True enough, there are still signs from a better day, in part, reflected in Article VII of synod’s constitution. Yet, how did our Christian freedom slip so quickly away? The Promising Tradition cherishes the gift of Christian liberty. While the legalists do not trust the gift (perhaps it is they themselves they do not trust the most), Christian freedom is a gift that comes under the gentle rule of the gospel. Christ has authorized us to have freedom to his glory. The legalists have no right to take it away.
The legalists have not understood the essence of Christian freedom. They are worried that Christians who are free will abandon biblical Christian doctrine. What they do not understand is that it is precisely that Christian doctrine that authorizes Christian freedom. The purpose of doctrine has never been to organize biblical truths in this or that arrangement. The purpose of Christian doctrine is to keep the good news of Jesus Christ good! That is the whole rationale behind the major statements of doctrine, like the creeds, the Augsburg Confession and the Apology, to name a few.

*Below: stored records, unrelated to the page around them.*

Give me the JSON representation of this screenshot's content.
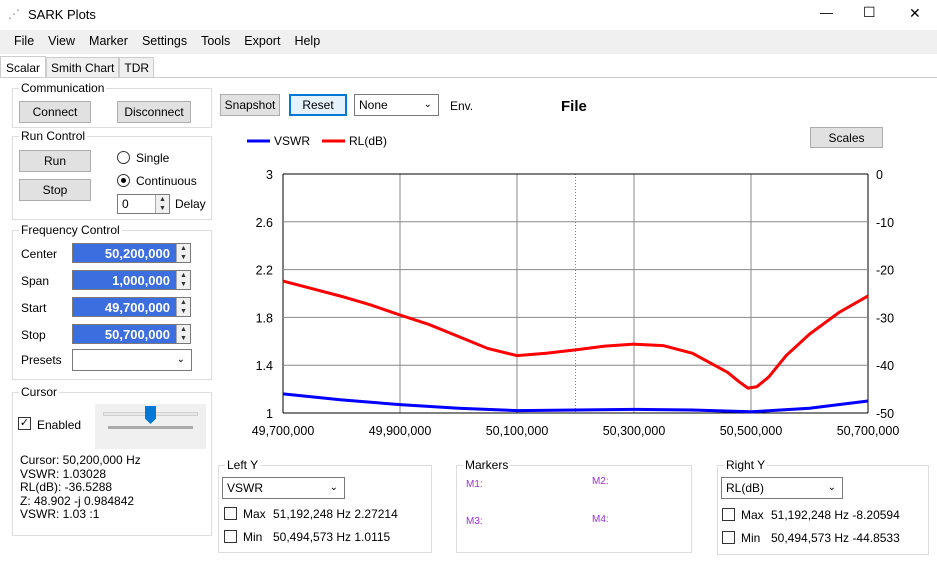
{
  "window": {
    "title": "SARK Plots",
    "minimize": "—",
    "maximize": "☐",
    "close": "✕"
  },
  "menu": [
    "File",
    "View",
    "Marker",
    "Settings",
    "Tools",
    "Export",
    "Help"
  ],
  "tabs": [
    "Scalar",
    "Smith Chart",
    "TDR"
  ],
  "communication": {
    "title": "Communication",
    "connect": "Connect",
    "disconnect": "Disconnect"
  },
  "run_control": {
    "title": "Run Control",
    "run": "Run",
    "stop": "Stop",
    "single": "Single",
    "continuous": "Continuous",
    "selected": "Continuous",
    "delay_value": "0",
    "delay_label": "Delay"
  },
  "frequency": {
    "title": "Frequency Control",
    "center_label": "Center",
    "center": "50,200,000",
    "span_label": "Span",
    "span": "1,000,000",
    "start_label": "Start",
    "start": "49,700,000",
    "stop_label": "Stop",
    "stop": "50,700,000",
    "presets_label": "Presets",
    "presets": ""
  },
  "cursor": {
    "title": "Cursor",
    "enabled_label": "Enabled",
    "enabled": true,
    "slider_position": 0.5,
    "lines": [
      "Cursor: 50,200,000 Hz",
      "VSWR: 1.03028",
      "RL(dB): -36.5288",
      "Z: 48.902 -j 0.984842",
      "VSWR: 1.03 :1"
    ]
  },
  "toolbar": {
    "snapshot": "Snapshot",
    "reset": "Reset",
    "source": "None",
    "env": "Env.",
    "title": "File",
    "scales": "Scales"
  },
  "left_y": {
    "title": "Left Y",
    "value": "VSWR",
    "max_label": "Max",
    "max": "51,192,248 Hz 2.27214",
    "min_label": "Min",
    "min": "50,494,573 Hz 1.0115"
  },
  "markers": {
    "title": "Markers",
    "m1": "M1:",
    "m2": "M2:",
    "m3": "M3:",
    "m4": "M4:"
  },
  "right_y": {
    "title": "Right Y",
    "value": "RL(dB)",
    "max_label": "Max",
    "max": "51,192,248 Hz -8.20594",
    "min_label": "Min",
    "min": "50,494,573 Hz -44.8533"
  },
  "colors": {
    "vswr": "#0000ff",
    "rl": "#ff0000",
    "field": "#3c6ee0"
  },
  "chart_data": {
    "type": "line",
    "x_ticks": [
      "49,700,000",
      "49,900,000",
      "50,100,000",
      "50,300,000",
      "50,500,000",
      "50,700,000"
    ],
    "xlim": [
      49700000,
      50700000
    ],
    "left_ticks": [
      "3",
      "2.6",
      "2.2",
      "1.8",
      "1.4",
      "1"
    ],
    "left_ylim": [
      1,
      3
    ],
    "right_ticks": [
      "0",
      "-10",
      "-20",
      "-30",
      "-40",
      "-50"
    ],
    "right_ylim": [
      -50,
      0
    ],
    "legend": [
      "VSWR",
      "RL(dB)"
    ],
    "series": [
      {
        "name": "VSWR",
        "axis": "left",
        "x": [
          49700000,
          49800000,
          49900000,
          50000000,
          50100000,
          50200000,
          50300000,
          50400000,
          50500000,
          50600000,
          50700000
        ],
        "y": [
          1.16,
          1.11,
          1.07,
          1.04,
          1.02,
          1.025,
          1.03,
          1.025,
          1.01,
          1.04,
          1.1
        ]
      },
      {
        "name": "RL(dB)",
        "axis": "right",
        "x": [
          49700000,
          49750000,
          49800000,
          49850000,
          49900000,
          49950000,
          50000000,
          50050000,
          50100000,
          50150000,
          50200000,
          50250000,
          50300000,
          50350000,
          50400000,
          50430000,
          50460000,
          50480000,
          50495000,
          50510000,
          50530000,
          50560000,
          50600000,
          50650000,
          50700000
        ],
        "y": [
          -22.4,
          -24,
          -25.6,
          -27.4,
          -29.5,
          -31.5,
          -34,
          -36.5,
          -38,
          -37.5,
          -36.8,
          -36,
          -35.6,
          -35.9,
          -37.5,
          -39.5,
          -41.5,
          -43.5,
          -44.8,
          -44.5,
          -42.5,
          -38,
          -33.5,
          -29,
          -25.5
        ]
      }
    ]
  }
}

The Promising Tradition is about confessing Christian doctrine for the sake of the gospel that makes and keeps God’s people free for him.
VII. A Time to Confess
There are times and occasions when men and women of God are called to take the witness stand and confess the gospel as the sole-sufficient norm of Christ’s Church. For us, in our little corner of the kingdom, confessors of the Promising Tradition recognize that now is such a time.
Confessing is serious and, from a human point of view, a dangerous business, as Luther and the Reformers found out in their time of in statu confessionis (“in a situation of confessing”). The first danger of confessing is that confessors themselves are in imminent danger of losing their souls. Sin crouches as much at their door as it does anywhere else. They can become easily prone to self-righteousness, to hatred, to character assassination, the very things they recognize in their opponents. Confessing can only be done in profound humility before the Lord of the Church. It is done for the sake of the gospel, so that the sole, sufficiency of the gospel of Jesus Christ may get the new and fresh hearing that it alone deserves in the life of the community of faith. It is done, also, for the sake of the opponents. They are God’s children, too, and confessors dare never forget that.
Confessors confess peacefully. It was Dr. Martin Luther King, Jr. who opened many of our eyes in our time to that. Of course he, a soul-mate to the Promising Tradition, stole most of his lines from one, Jesus of Nazareth. We will love our enemies and persecutors and we will never stop loving them no matter what they do. That’s how to confess the gospel. We will offer our humble, unworthy confessing up to the Lord, trusting that he will use it to open the eyes even of our enemies to the very gospel we confess.
However our confessing takes earthly shape in the days and months ahead, it will have been, as Richard Caemmerer said a quarter of a century ago, when he was asked how he, the teacher of three generations of pastor-proclaimers, felt about being branded a heretic, “A privilege to suffer for the sake of the gospel.”
Let us take it up again in the name of Christ. Now is our time to confess. The Promising Tradition, as it always does, insists on taking the stand.